Falcon 6X
The first flight of Dassault's Falcon 6X marks the beginning of the flight test program. (Photo: Dassault Aviation)

First Flight for Dassault Falcon 6X

The airframer expects the long-range widebody flagship jet to be certified in 2022.

At 2:45 p.m. local time on March 10, Dassault Aviation test pilots Bruno Ferry and Fabrice Vallette pushed the throttles forward and lifted off on the first flight of Falcon 6X S/N 1 from France’s Bordeaux-Mérignac Airport. The event launched the flight-test phase of the widebody 6X, Dassault’s newest fly-by-wire flagship.
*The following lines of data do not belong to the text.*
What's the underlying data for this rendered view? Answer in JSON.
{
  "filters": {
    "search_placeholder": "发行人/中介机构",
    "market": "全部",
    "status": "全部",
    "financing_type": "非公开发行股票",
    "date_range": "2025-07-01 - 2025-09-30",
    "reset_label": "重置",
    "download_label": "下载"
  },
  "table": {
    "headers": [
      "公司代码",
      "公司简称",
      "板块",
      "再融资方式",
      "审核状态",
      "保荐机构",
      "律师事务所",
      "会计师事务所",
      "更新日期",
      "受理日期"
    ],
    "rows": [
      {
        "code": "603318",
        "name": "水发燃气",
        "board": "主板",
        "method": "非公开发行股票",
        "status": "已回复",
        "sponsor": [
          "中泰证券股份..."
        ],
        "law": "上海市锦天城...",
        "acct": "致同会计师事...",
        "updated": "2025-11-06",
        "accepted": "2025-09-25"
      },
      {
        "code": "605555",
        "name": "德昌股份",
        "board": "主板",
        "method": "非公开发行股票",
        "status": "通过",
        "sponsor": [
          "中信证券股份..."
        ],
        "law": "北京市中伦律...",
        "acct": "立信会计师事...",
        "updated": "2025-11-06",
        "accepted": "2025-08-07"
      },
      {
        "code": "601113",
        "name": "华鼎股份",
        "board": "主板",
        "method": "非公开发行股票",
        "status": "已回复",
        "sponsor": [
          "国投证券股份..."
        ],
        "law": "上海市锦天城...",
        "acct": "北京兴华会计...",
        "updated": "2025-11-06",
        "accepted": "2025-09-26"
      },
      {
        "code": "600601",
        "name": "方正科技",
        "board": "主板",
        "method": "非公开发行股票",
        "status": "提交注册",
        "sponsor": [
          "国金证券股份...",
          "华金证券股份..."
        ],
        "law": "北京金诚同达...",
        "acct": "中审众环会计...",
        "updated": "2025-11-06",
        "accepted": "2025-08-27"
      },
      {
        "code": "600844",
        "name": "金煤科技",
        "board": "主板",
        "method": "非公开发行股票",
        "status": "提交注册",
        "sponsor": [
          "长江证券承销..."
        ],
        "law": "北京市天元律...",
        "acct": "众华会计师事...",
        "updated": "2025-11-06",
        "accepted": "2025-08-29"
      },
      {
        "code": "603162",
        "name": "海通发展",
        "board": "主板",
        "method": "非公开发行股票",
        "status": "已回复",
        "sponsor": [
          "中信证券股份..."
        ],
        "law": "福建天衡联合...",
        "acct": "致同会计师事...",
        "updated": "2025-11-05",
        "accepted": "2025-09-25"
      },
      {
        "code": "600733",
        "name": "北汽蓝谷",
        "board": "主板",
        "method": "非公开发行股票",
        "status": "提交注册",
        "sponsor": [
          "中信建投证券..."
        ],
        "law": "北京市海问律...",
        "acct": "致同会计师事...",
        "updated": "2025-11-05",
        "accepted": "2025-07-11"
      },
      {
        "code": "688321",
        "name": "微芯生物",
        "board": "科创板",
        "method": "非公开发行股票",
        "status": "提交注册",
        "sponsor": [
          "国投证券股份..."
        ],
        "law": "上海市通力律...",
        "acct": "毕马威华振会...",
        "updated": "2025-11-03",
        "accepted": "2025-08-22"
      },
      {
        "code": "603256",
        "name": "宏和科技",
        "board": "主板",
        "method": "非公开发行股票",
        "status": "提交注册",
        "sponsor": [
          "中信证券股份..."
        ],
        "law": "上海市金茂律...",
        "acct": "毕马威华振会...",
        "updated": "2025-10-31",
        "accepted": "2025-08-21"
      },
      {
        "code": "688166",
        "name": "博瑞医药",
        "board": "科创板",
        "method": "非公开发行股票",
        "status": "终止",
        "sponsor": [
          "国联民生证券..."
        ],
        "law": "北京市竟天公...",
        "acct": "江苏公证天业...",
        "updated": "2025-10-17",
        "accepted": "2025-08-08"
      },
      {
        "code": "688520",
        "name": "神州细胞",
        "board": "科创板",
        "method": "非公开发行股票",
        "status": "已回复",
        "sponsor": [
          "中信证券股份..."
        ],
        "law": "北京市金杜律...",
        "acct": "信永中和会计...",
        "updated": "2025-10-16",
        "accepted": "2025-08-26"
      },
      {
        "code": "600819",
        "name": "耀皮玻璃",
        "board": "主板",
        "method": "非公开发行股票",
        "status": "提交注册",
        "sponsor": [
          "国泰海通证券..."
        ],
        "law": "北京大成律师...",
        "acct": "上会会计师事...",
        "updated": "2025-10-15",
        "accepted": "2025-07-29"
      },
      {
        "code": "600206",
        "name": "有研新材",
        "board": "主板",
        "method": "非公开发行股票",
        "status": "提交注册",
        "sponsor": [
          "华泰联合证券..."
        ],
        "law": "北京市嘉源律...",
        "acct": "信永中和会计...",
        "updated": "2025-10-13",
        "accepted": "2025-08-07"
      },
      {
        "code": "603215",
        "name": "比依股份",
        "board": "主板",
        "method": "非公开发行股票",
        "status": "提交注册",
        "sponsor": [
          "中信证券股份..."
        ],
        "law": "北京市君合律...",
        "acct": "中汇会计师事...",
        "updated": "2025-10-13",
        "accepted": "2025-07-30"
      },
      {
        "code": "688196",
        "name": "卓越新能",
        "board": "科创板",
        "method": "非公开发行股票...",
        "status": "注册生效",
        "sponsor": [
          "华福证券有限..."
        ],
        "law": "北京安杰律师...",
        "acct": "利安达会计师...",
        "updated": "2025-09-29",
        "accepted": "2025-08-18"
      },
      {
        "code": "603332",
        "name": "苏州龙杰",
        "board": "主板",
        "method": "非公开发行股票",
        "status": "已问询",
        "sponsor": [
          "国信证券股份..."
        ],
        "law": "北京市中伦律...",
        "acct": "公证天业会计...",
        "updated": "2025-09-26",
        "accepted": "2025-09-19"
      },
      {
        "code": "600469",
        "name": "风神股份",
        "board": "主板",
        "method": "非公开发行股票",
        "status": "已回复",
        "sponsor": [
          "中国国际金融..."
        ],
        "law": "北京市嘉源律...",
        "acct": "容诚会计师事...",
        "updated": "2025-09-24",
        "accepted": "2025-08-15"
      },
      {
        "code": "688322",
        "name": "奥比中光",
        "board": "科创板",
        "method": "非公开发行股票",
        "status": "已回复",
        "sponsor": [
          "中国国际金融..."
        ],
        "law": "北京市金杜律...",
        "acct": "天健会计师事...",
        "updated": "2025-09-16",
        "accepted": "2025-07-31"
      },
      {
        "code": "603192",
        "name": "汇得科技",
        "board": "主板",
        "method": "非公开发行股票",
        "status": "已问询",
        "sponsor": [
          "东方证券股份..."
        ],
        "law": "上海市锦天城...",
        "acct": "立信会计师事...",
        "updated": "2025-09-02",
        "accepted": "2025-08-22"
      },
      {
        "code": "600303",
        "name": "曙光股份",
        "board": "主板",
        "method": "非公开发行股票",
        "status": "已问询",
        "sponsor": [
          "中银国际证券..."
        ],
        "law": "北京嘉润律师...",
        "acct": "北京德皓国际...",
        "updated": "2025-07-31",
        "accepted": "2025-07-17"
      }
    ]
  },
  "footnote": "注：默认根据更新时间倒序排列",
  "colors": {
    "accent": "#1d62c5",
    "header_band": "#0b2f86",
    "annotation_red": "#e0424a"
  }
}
Certification and entry into service are planned for 2022. 

Ferry—in the left seat—and Vallette logged about two and a half hours during the flight, testing handling qualities, engine response, and key systems while climbing to 40,000 feet and reaching Mach 0.80.

“Today’s flight is another milestone in Dassault history, made all the more satisfying by the remarkable efforts of the entire Dassault organization and its partners over the challenging past year,” said Dassault Aviation chairman and CEO Eric Trappier. “We dedicate today’s achievement to Olivier Dassault, who died tragically on Sunday. Olivier was a Falcon pilot who perfectly embodied his family’s boundless passion for aviation.”

S/N 1 will now fly to Dassault’s flight test center at Istres-Le Tubé Air Base near Marseilles to continue the flight-test program. It will be joined by S/Ns 2 and 3 “in the coming months,” according to Dassault.

The twin-engine 6X is powered by Pratt & Whitney's PW812D ("D" for Dassault), with each engine delivering 13,500 pounds of thrust. The PW812D features a 44-inch single-piece fan, a 4.5:1 to 5:1 bypass ratio, and the low-emissions Talon X combustor.

With a cabin height of 78 inches (1.98 meters) and a width of 102 inches, the 6X has the largest cross-section dimensions of any purpose-built business jet. The cabin can accommodate up to 16 passengers in three lounge areas. Compared with earlier Falcons, the 6X’s aisle is five inches wider. Baggage is accommodated in a 155-cubic-foot compartment inside the pressurized vessel, plus there is another unpressurized compartment of 76 cubic feet. 

The maximum range of the 6X carrying eight passengers and three crew at long-range cruise speed of Mach 0.80 is 5,500 nautical miles and at Mach 0.85 that drops to 5,100 nautical miles. Mmo is Mach 0.90 and the maximum altitude is 51,000 feet.

A new feature in the 6X design facilitates short-field performance—the fly-by-wire flight-control system’s use of electrically driven flaps and flaperons. This allows the flaperons to act as both flaps (increasing lift) and ailerons (roll control) and are a first for a business jet. With the control surfaces working in tandem, lift-over-drag augmentation improves steep approach visibility, control, and comfort and enables a low approach speed of 109 ktas at typical landing weights. Takeoff distance at sea level and mtow is 5,480 feet.

The 6X flight deck features the latest version of the Honeywell Epic-based EASy III avionics, with four 14.1-inch displays, Honeywell’s IntuVue RDR-4000 radar, and the FalconEye head-up display with combined vision system (overlaid synthetic vision and enhanced vision system imagery). FalconEye is standard in the 6X and was developed with Elbit Systems.

To enhance 6X maintenance, the jet is the first Falcon fitted with the FalconScan advanced diagnostic system. FalconScan “monitors and reports on 100,000 maintenance parameters,” according to Dassault.